Ali Hassan Bahrain

Ali Hassan has been spared a prison sentence for now but will be subject to government monitoring for a year. (AFP/GettyImages)

Despite an outpouring of global concern, news reports indicate that the Government of Bahrain has still not dropped its charges against 11 year old Ali Hassan.

As I wrote earlier this week, Bahraini police arrested the young boy in mid-May on a street that is both near his home and the site of a protest.  The police denied him access to a lawyer for 23 days of his nearly one month of detention.

Amnesty International is confirming the details of yesterday’s court decision regarding the young boy’s sentence.  According to news reports, the Government of Bahrain has allowed Ali to live at home, but is requiring him to be subjected to government monitoring for a year. The reports also indicate that the original charge of “illegal gathering” and disturbing “public security” has still not been dropped.

On the one hand, the young boy appears to have been spared the worse case scenario of several years in jail.  This demonstrates the power of the global human rights spotlight, in which worldwide concern for Ali put pressure on the Government of Bahrain to keep him out of prison.  But at the same time, Ali appears to still be facing criminal charges.


Will Bahrain Convict an 11-year-old “Protester”?

Ali Hassan Bahrain

Ali Hassan could face jail time for allegedly "participating in an illegal gathering."(Photo Mohammed Al-Shaikh/AFP/GettyImages)

This Thursday, an 11-year-old boy will find out if the Government of Bahrain truly considers him a security threat.

Young Ali Hassan was arrested by Bahraini police on May 13th on a street near both his home and the site of a protest.

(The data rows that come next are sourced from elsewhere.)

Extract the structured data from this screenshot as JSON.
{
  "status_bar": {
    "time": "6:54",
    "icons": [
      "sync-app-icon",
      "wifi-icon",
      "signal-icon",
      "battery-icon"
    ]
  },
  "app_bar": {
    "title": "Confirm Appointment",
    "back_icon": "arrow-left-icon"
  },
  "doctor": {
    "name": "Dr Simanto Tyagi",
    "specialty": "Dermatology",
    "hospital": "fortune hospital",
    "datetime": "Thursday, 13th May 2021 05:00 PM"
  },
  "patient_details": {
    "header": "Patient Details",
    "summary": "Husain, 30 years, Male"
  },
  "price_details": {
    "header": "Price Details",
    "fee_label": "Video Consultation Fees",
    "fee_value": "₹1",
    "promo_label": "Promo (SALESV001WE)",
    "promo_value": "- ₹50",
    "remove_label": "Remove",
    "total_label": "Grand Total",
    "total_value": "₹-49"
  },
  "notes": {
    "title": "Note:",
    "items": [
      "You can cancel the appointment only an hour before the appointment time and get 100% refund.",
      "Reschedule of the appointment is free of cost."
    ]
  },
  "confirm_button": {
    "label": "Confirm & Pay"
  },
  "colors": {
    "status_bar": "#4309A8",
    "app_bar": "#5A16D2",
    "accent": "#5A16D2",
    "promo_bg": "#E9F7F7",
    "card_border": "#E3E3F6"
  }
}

He was detained for 23 days before being allowed to see a lawyer, and he spent nearly a month in jail before being released.

He has been charged with “participating with others in an illegal gathering of more than five people, in order to disturb public security by way of violence.” The Guardian reports that if found guilty, Ali could be sentenced to up to three years in prison (take action here).

The case has drawn international media attention, with articles in CNN, the Associated Press, Time, RealClearPolitics, BBCAFP, The Independent, The Telegraph, and others.  Once again, the Government of Bahrain is in the spotlight for violating human rights.